Activity — Look through the material for lines with the word "specific", and copy each one.

+-------+

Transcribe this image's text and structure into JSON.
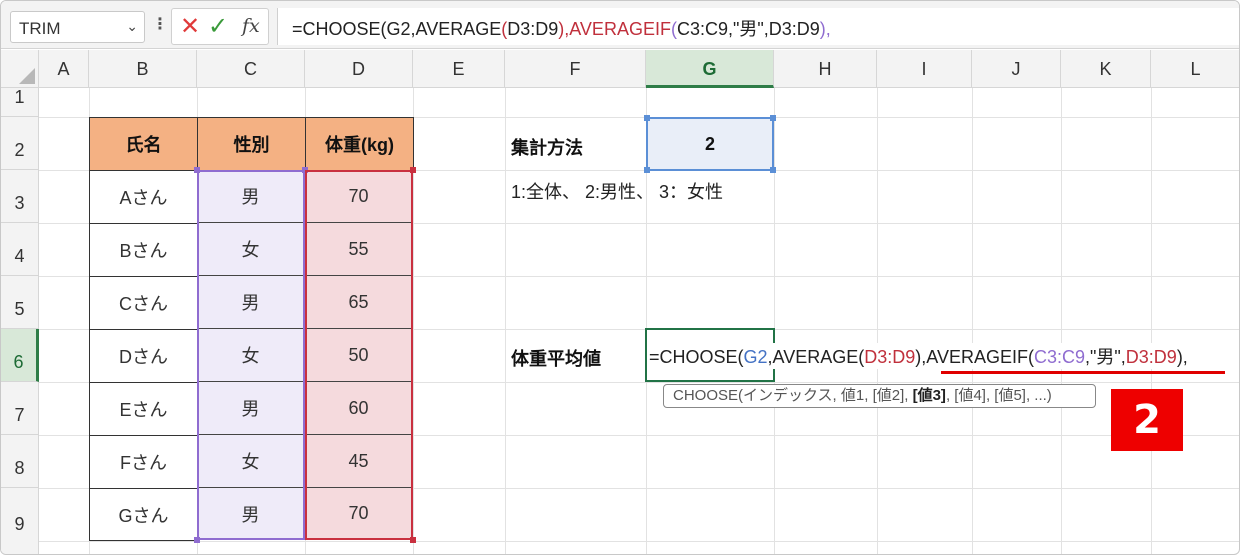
{
  "formula_bar": {
    "name_box": "TRIM",
    "name_box_arrow": "⌄",
    "kebab": "⋮",
    "cancel_glyph": "✕",
    "enter_glyph": "✓",
    "fx_label": "fx",
    "formula": {
      "p1": "=CHOOSE(G2,AVERAGE",
      "p2": "(",
      "p3": "D3:D9",
      "p4": "),AVERAGEIF",
      "p5": "(",
      "p6": "C3:C9,\"男\",D3:D9",
      "p7": "),"
    }
  },
  "columns": [
    "A",
    "B",
    "C",
    "D",
    "E",
    "F",
    "G",
    "H",
    "I",
    "J",
    "K",
    "L"
  ],
  "selected_column": "G",
  "rows": [
    "1",
    "2",
    "3",
    "4",
    "5",
    "6",
    "7",
    "8",
    "9"
  ],
  "selected_row": "6",
  "table": {
    "headers": [
      "氏名",
      "性別",
      "体重(kg)"
    ],
    "rows": [
      [
        "Aさん",
        "男",
        "70"
      ],
      [
        "Bさん",
        "女",
        "55"
      ],
      [
        "Cさん",
        "男",
        "65"
      ],
      [
        "Dさん",
        "女",
        "50"
      ],
      [
        "Eさん",
        "男",
        "60"
      ],
      [
        "Fさん",
        "女",
        "45"
      ],
      [
        "Gさん",
        "男",
        "70"
      ]
    ]
  },
  "aggregate": {
    "label": "集計方法",
    "value": "2",
    "note": "1:全体、 2:男性、 3：女性"
  },
  "result": {
    "label": "体重平均値",
    "edit_formula": {
      "p1": "=CHOOSE(",
      "p2": "G2",
      "p3": ",AVERAGE(",
      "p4": "D3:D9",
      "p5": "),AVERAGEIF(",
      "p6": "C3:C9",
      "p7": ",\"男\",",
      "p8": "D3:D9",
      "p9": "),"
    }
  },
  "tooltip": {
    "pre": "CHOOSE(インデックス, 値1, [値2], ",
    "bold": "[値3]",
    "post": ", [値4], [値5], ...)"
  },
  "badge": "2",
  "colors": {
    "header_fill": "#f4b183",
    "gender_fill": "#efebf9",
    "weight_fill": "#f5dadd",
    "selection_green": "#217346",
    "ref_blue": "#4472c4",
    "ref_red": "#c0303c",
    "ref_purple": "#8f6cd0",
    "badge_red": "#ee0000"
  }
}
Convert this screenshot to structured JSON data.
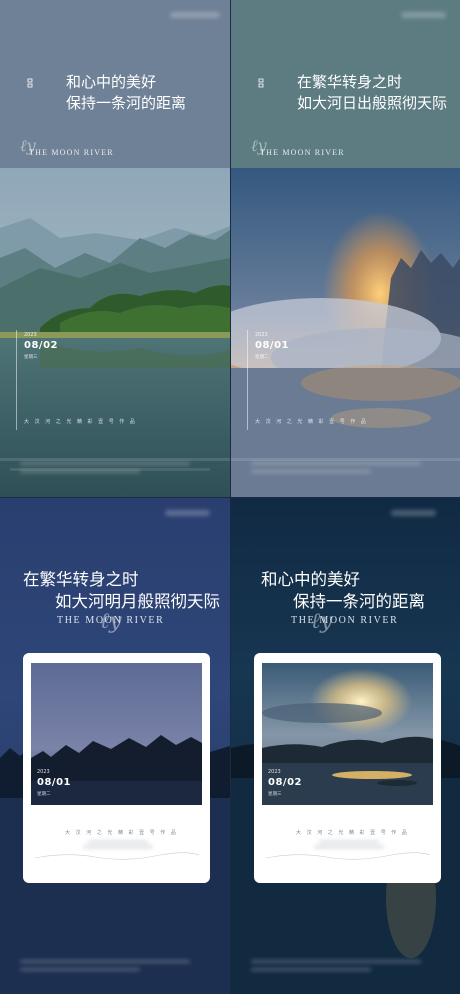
{
  "posters": [
    {
      "heading": [
        "和心中的美好",
        "保持一条河的距离"
      ],
      "brand": "THE MOON RIVER",
      "date": {
        "year": "2023",
        "day": "08/02",
        "weekday": "星期三"
      },
      "tagline": "大 汶 河 之 光   精 彩 壹 号 作 品",
      "colors": {
        "sky": "#6f8196",
        "water": "#3d5a63"
      }
    },
    {
      "heading": [
        "在繁华转身之时",
        "如大河日出般照彻天际"
      ],
      "brand": "THE MOON RIVER",
      "date": {
        "year": "2023",
        "day": "08/01",
        "weekday": "星期二"
      },
      "tagline": "大 汶 河 之 光   精 彩 壹 号 作 品",
      "colors": {
        "sky": "#5c7c82",
        "sunrise": "#f0a24a"
      }
    },
    {
      "heading": [
        "在繁华转身之时",
        "如大河明月般照彻天际"
      ],
      "brand": "THE MOON RIVER",
      "date": {
        "year": "2023",
        "day": "08/01",
        "weekday": "星期二"
      },
      "tagline": "大 汶 河 之 光   精 彩 壹 号 作 品",
      "colors": {
        "background": "#2a3f70",
        "card": "#ffffff"
      }
    },
    {
      "heading": [
        "和心中的美好",
        "保持一条河的距离"
      ],
      "brand": "THE MOON RIVER",
      "date": {
        "year": "2023",
        "day": "08/02",
        "weekday": "星期三"
      },
      "tagline": "大 汶 河 之 光   精 彩 壹 号 作 品",
      "colors": {
        "background": "#112a44",
        "card": "#ffffff"
      }
    }
  ],
  "icons": {
    "quote": "closing-quote-icon",
    "marker": "small-logo-icon",
    "moon": "crescent-moon-icon"
  }
}
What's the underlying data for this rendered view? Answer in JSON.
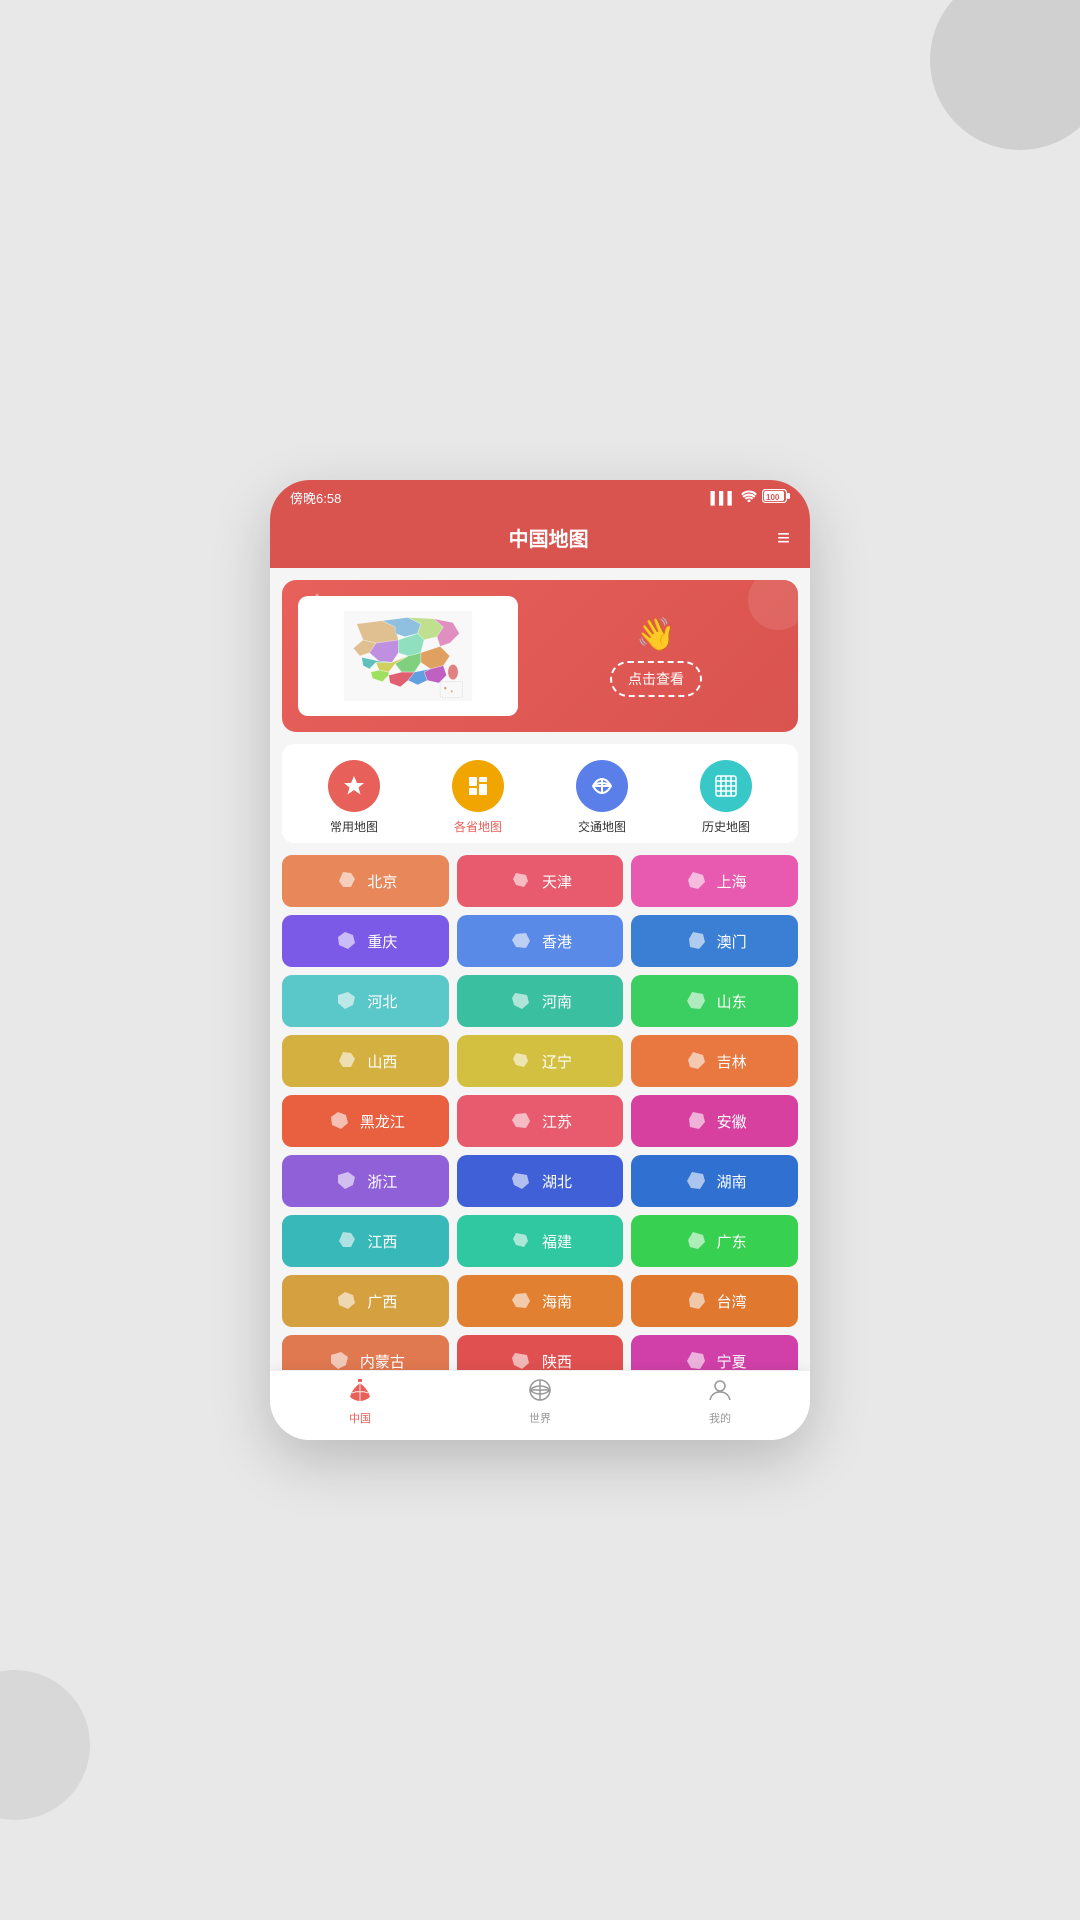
{
  "status_bar": {
    "time": "傍晚6:58",
    "signal": "▌▌▌",
    "wifi": "WiFi",
    "battery": "100"
  },
  "header": {
    "title": "中国地图",
    "menu_label": "≡"
  },
  "banner": {
    "click_label": "点击查看"
  },
  "categories": [
    {
      "id": "common",
      "label": "常用地图",
      "color": "#e8605a",
      "active": false
    },
    {
      "id": "province",
      "label": "各省地图",
      "color": "#f0a500",
      "active": true
    },
    {
      "id": "transport",
      "label": "交通地图",
      "color": "#5a7fe8",
      "active": false
    },
    {
      "id": "history",
      "label": "历史地图",
      "color": "#38c8c8",
      "active": false
    }
  ],
  "provinces": [
    {
      "name": "北京",
      "color": "#e8875a"
    },
    {
      "name": "天津",
      "color": "#e85a6e"
    },
    {
      "name": "上海",
      "color": "#e85ab0"
    },
    {
      "name": "重庆",
      "color": "#7c5ae8"
    },
    {
      "name": "香港",
      "color": "#5a8ae8"
    },
    {
      "name": "澳门",
      "color": "#3a7fd4"
    },
    {
      "name": "河北",
      "color": "#5ac8c8"
    },
    {
      "name": "河南",
      "color": "#3abfa0"
    },
    {
      "name": "山东",
      "color": "#3acf60"
    },
    {
      "name": "山西",
      "color": "#d4b040"
    },
    {
      "name": "辽宁",
      "color": "#d4c040"
    },
    {
      "name": "吉林",
      "color": "#e87840"
    },
    {
      "name": "黑龙江",
      "color": "#e86040"
    },
    {
      "name": "江苏",
      "color": "#e85a6e"
    },
    {
      "name": "安徽",
      "color": "#d840a0"
    },
    {
      "name": "浙江",
      "color": "#9060d8"
    },
    {
      "name": "湖北",
      "color": "#4060d8"
    },
    {
      "name": "湖南",
      "color": "#3070d0"
    },
    {
      "name": "江西",
      "color": "#38b8b8"
    },
    {
      "name": "福建",
      "color": "#30c8a0"
    },
    {
      "name": "广东",
      "color": "#38d050"
    },
    {
      "name": "广西",
      "color": "#d4a040"
    },
    {
      "name": "海南",
      "color": "#e08030"
    },
    {
      "name": "台湾",
      "color": "#e07830"
    },
    {
      "name": "内蒙古",
      "color": "#e07850"
    },
    {
      "name": "陕西",
      "color": "#e05050"
    },
    {
      "name": "宁夏",
      "color": "#d040a8"
    }
  ],
  "bottom_nav": [
    {
      "id": "china",
      "label": "中国",
      "active": true
    },
    {
      "id": "world",
      "label": "世界",
      "active": false
    },
    {
      "id": "mine",
      "label": "我的",
      "active": false
    }
  ]
}
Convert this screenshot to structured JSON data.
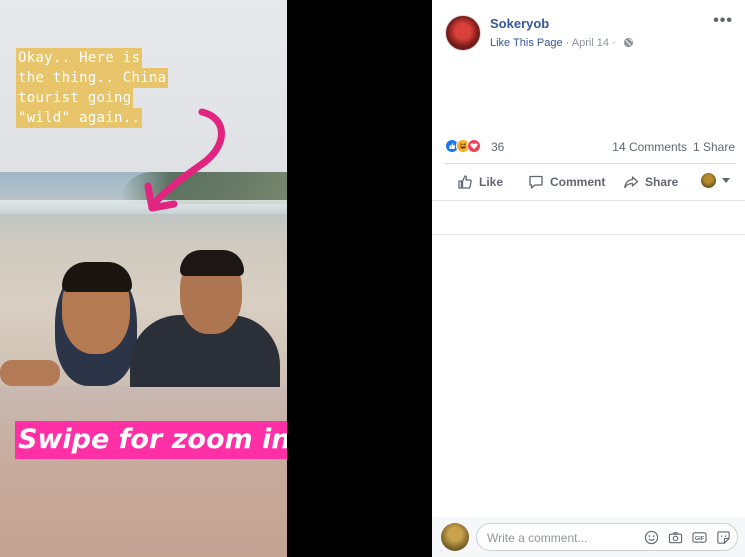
{
  "story": {
    "caption_lines": [
      "Okay.. Here is",
      "the thing.. China",
      "tourist going",
      "\"wild\" again.."
    ],
    "zoom_label": "Swipe for zoom in",
    "colors": {
      "caption_bg": "#e8c56a",
      "label_bg": "#ff2fa6",
      "arrow": "#e0247f"
    }
  },
  "post": {
    "page_name": "Sokeryob",
    "like_page": "Like This Page",
    "separator": " · ",
    "date": "April 14",
    "separator2": " · ",
    "more": "•••",
    "reaction_icons": [
      "like-reaction-icon",
      "haha-reaction-icon",
      "love-reaction-icon"
    ],
    "reaction_count": "36",
    "comments": "14 Comments",
    "shares": "1 Share",
    "actions": {
      "like": "Like",
      "comment": "Comment",
      "share": "Share"
    }
  },
  "comment_box": {
    "placeholder": "Write a comment...",
    "icons": [
      "emoji-icon",
      "camera-icon",
      "gif-icon",
      "sticker-icon"
    ]
  }
}
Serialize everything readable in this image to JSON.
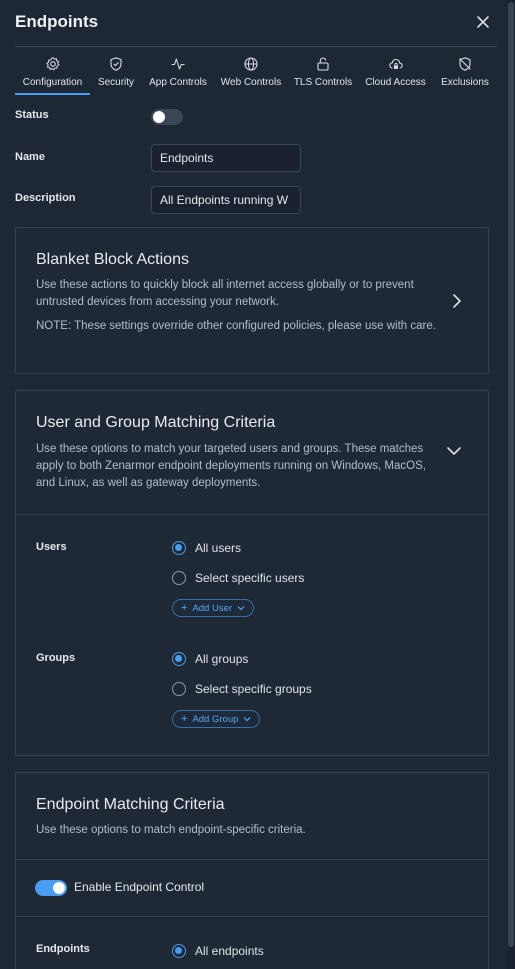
{
  "dialog": {
    "title": "Endpoints",
    "close_icon": "close-icon"
  },
  "tabs": [
    {
      "label": "Configuration",
      "icon": "gear-icon",
      "active": true
    },
    {
      "label": "Security",
      "icon": "shield-check-icon"
    },
    {
      "label": "App Controls",
      "icon": "activity-icon"
    },
    {
      "label": "Web Controls",
      "icon": "globe-icon"
    },
    {
      "label": "TLS Controls",
      "icon": "unlock-icon"
    },
    {
      "label": "Cloud Access",
      "icon": "cloud-lock-icon"
    },
    {
      "label": "Exclusions",
      "icon": "shield-off-icon"
    }
  ],
  "form": {
    "status_label": "Status",
    "status_enabled": false,
    "name_label": "Name",
    "name_value": "Endpoints",
    "description_label": "Description",
    "description_value": "All Endpoints running W"
  },
  "blanket": {
    "title": "Blanket Block Actions",
    "desc": "Use these actions to quickly block all internet access globally or to prevent untrusted devices from accessing your network.",
    "note": "NOTE: These settings override other configured policies, please use with care."
  },
  "user_group": {
    "title": "User and Group Matching Criteria",
    "desc": "Use these options to match your targeted users and groups. These matches apply to both Zenarmor endpoint deployments running on Windows, MacOS, and Linux, as well as gateway deployments.",
    "users_label": "Users",
    "users_all": "All users",
    "users_specific": "Select specific users",
    "add_user": "Add User",
    "groups_label": "Groups",
    "groups_all": "All groups",
    "groups_specific": "Select specific groups",
    "add_group": "Add Group"
  },
  "endpoint": {
    "title": "Endpoint Matching Criteria",
    "desc": "Use these options to match endpoint-specific criteria.",
    "control_label": "Enable Endpoint Control",
    "control_enabled": true,
    "endpoints_label": "Endpoints",
    "endpoints_all": "All endpoints"
  },
  "colors": {
    "accent": "#4a9cf0",
    "background": "#1e2734",
    "card_border": "#384251"
  }
}
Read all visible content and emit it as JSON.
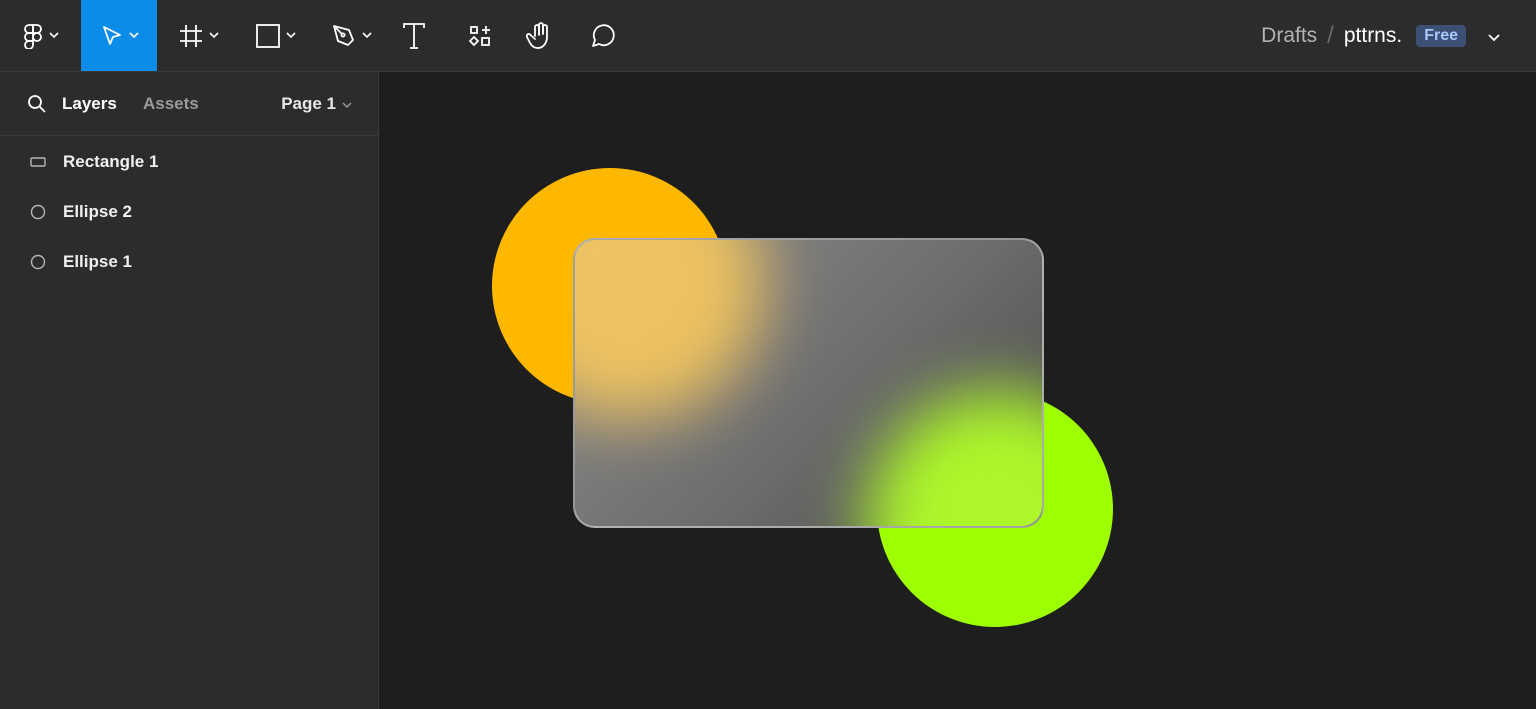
{
  "toolbar": {
    "tools": [
      {
        "id": "main-menu",
        "icon": "figma-logo-icon",
        "active": false
      },
      {
        "id": "move",
        "icon": "move-cursor-icon",
        "active": true
      },
      {
        "id": "frame",
        "icon": "frame-hash-icon",
        "active": false
      },
      {
        "id": "shape",
        "icon": "rectangle-icon",
        "active": false
      },
      {
        "id": "pen",
        "icon": "pen-icon",
        "active": false
      },
      {
        "id": "text",
        "icon": "text-icon",
        "active": false
      },
      {
        "id": "resources",
        "icon": "resources-icon",
        "active": false
      },
      {
        "id": "hand",
        "icon": "hand-icon",
        "active": false
      },
      {
        "id": "comment",
        "icon": "comment-icon",
        "active": false
      }
    ],
    "active_color": "#0c8ce9"
  },
  "breadcrumb": {
    "root": "Drafts",
    "separator": "/",
    "file_name": "pttrns.",
    "plan_badge": "Free"
  },
  "left_panel": {
    "tabs": {
      "layers": "Layers",
      "assets": "Assets"
    },
    "page_selector": "Page 1",
    "layers": [
      {
        "name": "Rectangle 1",
        "icon": "rectangle-layer-icon"
      },
      {
        "name": "Ellipse 2",
        "icon": "ellipse-layer-icon"
      },
      {
        "name": "Ellipse 1",
        "icon": "ellipse-layer-icon"
      }
    ]
  },
  "canvas": {
    "background": "#1e1e1e",
    "ellipse_1_color": "#ffb800",
    "ellipse_2_color": "#9eff00",
    "glass_blur_yellow": "rgba(255,205,90,0.85)",
    "glass_blur_green": "rgba(178,255,40,0.95)"
  }
}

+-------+

The completed task —
    "users_specific": "Select specific users",
    "groups_specific": "Select specific groups",
    "desc": "Use these options to match endpoint-specific criteria.",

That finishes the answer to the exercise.